What is making GE an outlier today? As CNBC reports, a 175-page "whistle-blower report" has just landed, alleging that General Electric stock is "a bigger fraud than Enron." Even without investors reading any further or knowing any additional details, that allegation alone was probably good for a few points' drop in GE stock.
And yet there are additional details -- beginning with the source: Harry Markopolos, the same man who blew the whistle on pyramid schemer Bernie Madoff more than a decade ago.
Markopolos reports that after spending "the past 7 months analyzing GE's accounting," he has come to the conclusion that there's "$38 billion" worth of fraud ongoing at GE today. What's more, it's "merely the tip of the iceberg" that "has left GE on the verge of insolvency."
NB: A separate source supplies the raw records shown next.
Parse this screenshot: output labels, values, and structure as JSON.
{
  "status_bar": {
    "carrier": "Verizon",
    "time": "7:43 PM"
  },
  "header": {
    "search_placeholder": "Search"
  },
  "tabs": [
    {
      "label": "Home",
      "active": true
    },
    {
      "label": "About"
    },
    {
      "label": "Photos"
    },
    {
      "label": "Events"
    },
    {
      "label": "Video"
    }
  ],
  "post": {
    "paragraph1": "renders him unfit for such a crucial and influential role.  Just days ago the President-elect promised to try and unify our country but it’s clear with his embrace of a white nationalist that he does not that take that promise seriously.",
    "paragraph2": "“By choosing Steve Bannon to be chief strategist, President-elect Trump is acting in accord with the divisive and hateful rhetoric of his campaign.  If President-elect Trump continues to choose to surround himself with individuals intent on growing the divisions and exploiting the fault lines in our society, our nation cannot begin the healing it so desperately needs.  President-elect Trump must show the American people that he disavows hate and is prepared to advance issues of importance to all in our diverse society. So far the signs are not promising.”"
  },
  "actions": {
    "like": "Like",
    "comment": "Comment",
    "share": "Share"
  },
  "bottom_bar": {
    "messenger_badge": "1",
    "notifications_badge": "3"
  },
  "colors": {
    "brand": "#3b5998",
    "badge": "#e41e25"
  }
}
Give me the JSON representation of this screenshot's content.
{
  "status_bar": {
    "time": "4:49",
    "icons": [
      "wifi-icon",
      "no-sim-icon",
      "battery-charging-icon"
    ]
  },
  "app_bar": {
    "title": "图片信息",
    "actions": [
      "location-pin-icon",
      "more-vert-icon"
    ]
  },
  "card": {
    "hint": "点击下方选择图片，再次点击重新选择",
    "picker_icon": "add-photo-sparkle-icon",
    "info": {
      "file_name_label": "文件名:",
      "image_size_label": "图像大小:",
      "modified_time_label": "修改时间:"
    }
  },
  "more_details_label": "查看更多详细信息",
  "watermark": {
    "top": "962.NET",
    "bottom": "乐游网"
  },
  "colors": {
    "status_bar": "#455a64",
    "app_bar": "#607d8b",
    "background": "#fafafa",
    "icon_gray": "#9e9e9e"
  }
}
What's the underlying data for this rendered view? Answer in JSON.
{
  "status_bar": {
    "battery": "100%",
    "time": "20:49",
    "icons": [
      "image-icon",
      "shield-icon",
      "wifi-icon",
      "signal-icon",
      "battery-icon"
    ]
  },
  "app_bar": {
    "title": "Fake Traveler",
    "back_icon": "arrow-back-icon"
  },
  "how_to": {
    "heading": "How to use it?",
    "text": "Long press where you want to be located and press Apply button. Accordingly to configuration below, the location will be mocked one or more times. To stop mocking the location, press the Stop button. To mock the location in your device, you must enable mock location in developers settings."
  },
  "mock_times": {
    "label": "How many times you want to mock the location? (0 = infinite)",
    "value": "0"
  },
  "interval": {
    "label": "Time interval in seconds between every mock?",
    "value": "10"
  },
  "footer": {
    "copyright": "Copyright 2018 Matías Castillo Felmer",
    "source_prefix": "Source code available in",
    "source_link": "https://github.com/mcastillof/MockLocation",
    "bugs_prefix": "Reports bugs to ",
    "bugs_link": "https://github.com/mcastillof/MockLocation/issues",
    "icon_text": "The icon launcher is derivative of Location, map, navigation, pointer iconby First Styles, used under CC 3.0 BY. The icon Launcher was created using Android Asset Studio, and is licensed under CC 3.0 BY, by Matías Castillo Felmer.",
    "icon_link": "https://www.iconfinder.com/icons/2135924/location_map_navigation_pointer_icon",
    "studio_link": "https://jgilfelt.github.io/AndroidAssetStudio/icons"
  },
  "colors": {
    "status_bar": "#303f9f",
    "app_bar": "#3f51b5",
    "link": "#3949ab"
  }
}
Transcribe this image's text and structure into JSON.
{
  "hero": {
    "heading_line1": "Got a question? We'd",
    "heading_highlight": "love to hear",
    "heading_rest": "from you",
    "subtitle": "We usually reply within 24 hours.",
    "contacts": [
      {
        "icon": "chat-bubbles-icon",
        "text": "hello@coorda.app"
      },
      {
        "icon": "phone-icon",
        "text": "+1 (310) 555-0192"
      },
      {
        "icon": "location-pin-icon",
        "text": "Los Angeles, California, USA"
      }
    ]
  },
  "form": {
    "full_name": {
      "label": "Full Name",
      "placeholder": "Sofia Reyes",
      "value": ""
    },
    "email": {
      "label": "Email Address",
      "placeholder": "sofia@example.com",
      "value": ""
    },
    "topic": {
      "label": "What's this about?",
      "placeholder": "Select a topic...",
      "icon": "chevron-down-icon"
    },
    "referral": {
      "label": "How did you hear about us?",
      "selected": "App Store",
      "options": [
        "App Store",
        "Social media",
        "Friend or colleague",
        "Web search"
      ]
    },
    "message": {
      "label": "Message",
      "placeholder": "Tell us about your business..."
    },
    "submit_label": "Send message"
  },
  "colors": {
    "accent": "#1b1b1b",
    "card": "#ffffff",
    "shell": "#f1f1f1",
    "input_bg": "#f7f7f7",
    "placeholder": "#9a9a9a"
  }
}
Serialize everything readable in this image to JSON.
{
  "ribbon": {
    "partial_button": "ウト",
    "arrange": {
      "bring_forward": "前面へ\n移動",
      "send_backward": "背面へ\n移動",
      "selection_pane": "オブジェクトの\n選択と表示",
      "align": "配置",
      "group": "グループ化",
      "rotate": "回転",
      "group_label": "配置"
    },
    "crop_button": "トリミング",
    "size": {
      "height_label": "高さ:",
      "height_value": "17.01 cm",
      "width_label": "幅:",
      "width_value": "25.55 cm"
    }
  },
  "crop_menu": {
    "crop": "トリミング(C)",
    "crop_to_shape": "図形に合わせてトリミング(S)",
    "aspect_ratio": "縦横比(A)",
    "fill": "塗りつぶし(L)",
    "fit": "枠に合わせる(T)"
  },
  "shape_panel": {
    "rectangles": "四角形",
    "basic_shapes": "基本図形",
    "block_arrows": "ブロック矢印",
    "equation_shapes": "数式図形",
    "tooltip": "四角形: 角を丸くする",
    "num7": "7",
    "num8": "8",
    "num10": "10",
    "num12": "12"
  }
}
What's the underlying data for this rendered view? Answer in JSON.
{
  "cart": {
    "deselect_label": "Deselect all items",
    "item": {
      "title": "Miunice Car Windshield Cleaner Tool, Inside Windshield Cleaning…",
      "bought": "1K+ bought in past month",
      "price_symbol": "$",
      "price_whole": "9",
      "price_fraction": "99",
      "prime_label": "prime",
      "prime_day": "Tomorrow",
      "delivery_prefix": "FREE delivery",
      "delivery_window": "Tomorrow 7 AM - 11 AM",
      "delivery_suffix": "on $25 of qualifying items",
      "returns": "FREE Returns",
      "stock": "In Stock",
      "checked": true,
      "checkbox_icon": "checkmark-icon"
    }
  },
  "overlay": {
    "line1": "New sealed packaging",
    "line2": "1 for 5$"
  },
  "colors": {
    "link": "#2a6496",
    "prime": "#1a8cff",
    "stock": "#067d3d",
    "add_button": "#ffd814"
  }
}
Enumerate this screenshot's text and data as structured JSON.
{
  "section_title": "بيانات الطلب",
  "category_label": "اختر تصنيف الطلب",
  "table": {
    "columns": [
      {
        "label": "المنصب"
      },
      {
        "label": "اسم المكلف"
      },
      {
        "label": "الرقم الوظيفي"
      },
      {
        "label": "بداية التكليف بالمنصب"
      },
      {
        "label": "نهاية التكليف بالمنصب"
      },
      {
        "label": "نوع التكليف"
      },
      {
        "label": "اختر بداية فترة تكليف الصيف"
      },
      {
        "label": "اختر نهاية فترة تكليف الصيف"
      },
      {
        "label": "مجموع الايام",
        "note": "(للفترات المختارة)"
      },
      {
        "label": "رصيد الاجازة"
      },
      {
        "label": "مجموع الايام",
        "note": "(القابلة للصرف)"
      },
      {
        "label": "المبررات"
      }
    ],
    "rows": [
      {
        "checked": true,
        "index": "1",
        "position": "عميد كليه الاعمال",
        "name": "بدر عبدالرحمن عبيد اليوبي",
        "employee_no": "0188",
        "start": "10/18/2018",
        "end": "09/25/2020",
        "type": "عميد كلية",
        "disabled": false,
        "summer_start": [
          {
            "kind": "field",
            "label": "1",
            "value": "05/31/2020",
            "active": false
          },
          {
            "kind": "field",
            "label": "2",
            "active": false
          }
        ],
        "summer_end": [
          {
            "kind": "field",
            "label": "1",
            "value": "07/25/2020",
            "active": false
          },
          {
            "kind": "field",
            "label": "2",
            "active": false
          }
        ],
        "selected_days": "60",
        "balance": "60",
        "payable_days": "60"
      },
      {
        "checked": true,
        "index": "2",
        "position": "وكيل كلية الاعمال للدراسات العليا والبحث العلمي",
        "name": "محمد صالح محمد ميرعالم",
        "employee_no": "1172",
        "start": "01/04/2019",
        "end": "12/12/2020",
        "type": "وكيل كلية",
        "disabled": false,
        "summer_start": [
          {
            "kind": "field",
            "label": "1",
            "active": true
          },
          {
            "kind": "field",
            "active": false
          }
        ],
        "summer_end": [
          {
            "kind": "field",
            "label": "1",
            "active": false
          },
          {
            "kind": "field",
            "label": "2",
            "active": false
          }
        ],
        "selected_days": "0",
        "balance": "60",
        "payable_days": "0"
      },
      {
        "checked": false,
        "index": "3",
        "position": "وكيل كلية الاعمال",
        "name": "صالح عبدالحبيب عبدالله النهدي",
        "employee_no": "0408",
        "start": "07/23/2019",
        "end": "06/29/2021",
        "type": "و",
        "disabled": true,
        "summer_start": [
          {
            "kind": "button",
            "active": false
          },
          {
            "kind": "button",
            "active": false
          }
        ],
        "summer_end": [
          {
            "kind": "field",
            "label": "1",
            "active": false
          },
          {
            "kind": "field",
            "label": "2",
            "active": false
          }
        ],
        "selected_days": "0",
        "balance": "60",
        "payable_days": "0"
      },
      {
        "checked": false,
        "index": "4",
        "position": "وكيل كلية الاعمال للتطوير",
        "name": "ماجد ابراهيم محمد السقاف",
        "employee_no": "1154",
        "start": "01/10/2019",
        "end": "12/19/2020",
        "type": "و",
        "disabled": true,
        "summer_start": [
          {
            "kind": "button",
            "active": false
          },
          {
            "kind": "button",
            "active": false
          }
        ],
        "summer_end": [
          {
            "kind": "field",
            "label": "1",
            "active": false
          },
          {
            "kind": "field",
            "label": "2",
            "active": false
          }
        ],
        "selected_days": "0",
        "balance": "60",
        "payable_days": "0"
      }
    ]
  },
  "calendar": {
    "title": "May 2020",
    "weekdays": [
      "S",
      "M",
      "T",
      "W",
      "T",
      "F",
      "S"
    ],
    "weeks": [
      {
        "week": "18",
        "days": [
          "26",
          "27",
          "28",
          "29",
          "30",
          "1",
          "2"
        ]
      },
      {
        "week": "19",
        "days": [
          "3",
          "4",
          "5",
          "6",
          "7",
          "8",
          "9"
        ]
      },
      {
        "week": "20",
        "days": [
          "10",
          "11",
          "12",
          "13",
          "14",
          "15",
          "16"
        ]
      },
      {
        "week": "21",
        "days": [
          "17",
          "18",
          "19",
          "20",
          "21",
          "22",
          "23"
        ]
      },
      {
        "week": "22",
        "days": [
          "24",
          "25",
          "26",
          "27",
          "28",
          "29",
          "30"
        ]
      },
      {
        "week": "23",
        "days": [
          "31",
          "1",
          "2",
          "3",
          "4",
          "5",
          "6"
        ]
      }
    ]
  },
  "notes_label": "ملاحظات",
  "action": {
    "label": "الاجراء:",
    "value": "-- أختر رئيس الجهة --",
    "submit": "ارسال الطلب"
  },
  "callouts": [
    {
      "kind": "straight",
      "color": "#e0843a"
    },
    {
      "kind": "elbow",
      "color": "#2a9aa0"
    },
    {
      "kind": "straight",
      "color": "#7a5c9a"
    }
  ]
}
Markopolos warns that GE is fudging the accounting at its oil and gas unit Baker Hughes and using accounting tricks to hide massive (and growing) losses at its long-term-care insurance unit. Worst of all, the company may be lying to insurance regulators about it, says the whistle-blower.
What will this mean to GE investors? If the allegations are correct, GE needs to add $18.5 billion to its reserves to cover long-term-care costs "immediately" and "in cash." Furthermore, the company will be required by GAAP accounting rules to take an additional $10.5 billion noncash charge to earnings "no later than 1QTR 2021."
And those are just the losses GE will need to record in two of its business units. According to S&P Global Market Intelligence, GE has a total of seven such major businesses.
Conclusion: As bad as things look for GE today, they could get a whole lot worse.